--- What to work on ---
Search the listing below for the string "JSON", then copy every line it appears in.

--- Input data ---
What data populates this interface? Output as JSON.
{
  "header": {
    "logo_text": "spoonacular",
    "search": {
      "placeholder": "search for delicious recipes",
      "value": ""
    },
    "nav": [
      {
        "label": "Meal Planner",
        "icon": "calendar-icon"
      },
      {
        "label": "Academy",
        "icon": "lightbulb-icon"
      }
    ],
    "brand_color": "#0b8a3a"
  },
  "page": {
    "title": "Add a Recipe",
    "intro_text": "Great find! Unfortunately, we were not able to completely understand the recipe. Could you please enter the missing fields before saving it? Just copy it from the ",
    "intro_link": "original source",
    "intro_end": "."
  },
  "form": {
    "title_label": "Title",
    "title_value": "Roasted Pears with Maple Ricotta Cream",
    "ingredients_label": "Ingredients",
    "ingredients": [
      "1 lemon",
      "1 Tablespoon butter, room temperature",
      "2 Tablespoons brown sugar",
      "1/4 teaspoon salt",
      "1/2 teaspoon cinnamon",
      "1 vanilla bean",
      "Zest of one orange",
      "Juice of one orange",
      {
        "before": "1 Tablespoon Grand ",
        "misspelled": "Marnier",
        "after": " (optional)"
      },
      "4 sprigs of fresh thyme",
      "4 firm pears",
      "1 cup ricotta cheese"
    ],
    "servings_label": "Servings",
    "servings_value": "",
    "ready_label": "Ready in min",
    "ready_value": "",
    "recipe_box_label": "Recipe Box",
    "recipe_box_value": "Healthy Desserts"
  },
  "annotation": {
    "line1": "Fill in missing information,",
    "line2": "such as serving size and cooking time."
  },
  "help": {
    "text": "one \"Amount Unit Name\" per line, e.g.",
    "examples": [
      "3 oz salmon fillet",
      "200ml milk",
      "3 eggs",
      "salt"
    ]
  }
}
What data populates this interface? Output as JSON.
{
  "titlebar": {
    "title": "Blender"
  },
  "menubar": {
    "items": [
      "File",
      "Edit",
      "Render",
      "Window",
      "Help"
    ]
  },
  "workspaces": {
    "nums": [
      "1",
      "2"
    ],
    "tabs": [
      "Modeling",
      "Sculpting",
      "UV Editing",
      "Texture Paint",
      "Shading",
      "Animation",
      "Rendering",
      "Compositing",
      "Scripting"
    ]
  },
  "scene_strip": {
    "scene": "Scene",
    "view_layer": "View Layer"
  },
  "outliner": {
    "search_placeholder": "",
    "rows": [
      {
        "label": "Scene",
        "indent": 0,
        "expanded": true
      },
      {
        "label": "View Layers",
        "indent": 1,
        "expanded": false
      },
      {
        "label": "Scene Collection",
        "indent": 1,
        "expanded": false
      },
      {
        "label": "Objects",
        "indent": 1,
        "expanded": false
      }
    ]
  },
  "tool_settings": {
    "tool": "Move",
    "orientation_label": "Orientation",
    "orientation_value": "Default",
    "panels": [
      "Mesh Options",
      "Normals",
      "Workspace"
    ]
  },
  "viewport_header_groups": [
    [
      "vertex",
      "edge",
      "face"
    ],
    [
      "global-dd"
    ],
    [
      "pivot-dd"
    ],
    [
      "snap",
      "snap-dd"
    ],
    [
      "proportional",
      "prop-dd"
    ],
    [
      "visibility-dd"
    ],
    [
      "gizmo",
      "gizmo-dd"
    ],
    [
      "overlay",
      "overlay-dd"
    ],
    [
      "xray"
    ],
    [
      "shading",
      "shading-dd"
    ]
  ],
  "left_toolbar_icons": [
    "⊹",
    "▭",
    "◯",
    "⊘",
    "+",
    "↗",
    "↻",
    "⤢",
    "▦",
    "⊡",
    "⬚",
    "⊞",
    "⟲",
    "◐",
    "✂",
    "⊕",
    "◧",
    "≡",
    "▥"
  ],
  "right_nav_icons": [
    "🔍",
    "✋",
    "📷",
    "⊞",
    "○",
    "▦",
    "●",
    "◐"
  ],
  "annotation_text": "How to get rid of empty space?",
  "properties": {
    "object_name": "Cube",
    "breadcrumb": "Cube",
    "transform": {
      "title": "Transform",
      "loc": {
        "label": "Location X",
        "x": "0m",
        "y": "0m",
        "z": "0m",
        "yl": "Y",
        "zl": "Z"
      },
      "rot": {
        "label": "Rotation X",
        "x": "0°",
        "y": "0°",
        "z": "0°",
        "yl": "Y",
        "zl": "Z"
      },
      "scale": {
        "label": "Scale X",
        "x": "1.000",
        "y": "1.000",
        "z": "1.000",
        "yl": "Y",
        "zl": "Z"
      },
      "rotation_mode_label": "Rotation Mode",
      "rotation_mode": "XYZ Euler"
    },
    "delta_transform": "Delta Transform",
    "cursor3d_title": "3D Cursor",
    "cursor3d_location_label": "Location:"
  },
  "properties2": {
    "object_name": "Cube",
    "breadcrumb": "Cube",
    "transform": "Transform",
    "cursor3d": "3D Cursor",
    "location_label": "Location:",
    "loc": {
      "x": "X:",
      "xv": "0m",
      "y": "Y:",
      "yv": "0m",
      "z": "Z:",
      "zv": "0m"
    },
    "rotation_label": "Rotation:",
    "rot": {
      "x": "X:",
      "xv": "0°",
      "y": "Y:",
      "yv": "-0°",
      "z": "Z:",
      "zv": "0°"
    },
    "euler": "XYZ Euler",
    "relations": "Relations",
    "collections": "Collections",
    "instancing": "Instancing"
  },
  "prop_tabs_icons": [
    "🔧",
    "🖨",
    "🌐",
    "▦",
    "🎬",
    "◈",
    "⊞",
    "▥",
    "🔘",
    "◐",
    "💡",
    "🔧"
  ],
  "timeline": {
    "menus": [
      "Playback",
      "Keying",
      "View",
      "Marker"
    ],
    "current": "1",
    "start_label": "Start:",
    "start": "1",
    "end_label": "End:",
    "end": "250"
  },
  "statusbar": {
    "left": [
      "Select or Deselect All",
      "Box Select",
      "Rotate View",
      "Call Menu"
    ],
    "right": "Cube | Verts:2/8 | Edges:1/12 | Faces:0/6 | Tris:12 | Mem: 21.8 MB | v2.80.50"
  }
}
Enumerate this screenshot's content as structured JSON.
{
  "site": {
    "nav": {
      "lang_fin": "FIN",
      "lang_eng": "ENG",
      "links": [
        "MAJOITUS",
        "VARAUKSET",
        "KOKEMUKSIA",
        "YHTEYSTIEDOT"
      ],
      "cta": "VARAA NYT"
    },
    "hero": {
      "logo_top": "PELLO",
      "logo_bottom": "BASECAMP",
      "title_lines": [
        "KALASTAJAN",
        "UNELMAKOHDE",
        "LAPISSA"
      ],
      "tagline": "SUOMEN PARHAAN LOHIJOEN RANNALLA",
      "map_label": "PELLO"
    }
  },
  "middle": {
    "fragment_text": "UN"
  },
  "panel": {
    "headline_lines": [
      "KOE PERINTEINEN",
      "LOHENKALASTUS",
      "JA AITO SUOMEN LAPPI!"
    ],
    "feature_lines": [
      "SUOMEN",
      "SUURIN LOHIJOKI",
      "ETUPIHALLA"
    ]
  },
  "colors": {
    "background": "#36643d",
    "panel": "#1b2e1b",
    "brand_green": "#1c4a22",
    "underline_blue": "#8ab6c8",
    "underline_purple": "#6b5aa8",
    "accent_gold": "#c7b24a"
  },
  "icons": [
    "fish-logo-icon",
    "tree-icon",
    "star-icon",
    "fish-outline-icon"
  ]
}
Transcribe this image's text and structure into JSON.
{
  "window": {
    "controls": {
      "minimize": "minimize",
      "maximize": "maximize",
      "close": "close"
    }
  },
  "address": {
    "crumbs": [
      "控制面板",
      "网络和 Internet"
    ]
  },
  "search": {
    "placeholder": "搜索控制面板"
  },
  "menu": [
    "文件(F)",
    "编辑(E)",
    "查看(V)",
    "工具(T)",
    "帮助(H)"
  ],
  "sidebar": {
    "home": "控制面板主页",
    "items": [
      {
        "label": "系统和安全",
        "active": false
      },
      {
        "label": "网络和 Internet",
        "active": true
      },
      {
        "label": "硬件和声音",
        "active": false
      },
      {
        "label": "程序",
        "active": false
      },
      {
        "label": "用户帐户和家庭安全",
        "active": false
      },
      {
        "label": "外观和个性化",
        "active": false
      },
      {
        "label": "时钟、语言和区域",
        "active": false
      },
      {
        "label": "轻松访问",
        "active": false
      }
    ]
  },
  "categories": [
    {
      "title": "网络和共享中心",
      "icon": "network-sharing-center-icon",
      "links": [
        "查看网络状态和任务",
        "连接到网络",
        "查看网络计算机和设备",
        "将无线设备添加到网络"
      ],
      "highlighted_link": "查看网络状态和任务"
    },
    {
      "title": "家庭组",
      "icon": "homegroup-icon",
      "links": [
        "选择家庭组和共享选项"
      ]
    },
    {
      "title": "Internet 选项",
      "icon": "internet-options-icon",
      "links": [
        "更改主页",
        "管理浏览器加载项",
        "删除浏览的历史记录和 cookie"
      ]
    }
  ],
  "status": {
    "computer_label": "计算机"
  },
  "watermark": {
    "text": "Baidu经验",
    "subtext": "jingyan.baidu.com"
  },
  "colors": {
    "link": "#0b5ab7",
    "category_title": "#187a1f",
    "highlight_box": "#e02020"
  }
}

--- Result of this exercise ---
What data populates this interface? Output as JSON.
What data populates this interface? Output as JSON.
Enumerate this screenshot's content as structured JSON.
Transcribe this image's text and structure into JSON.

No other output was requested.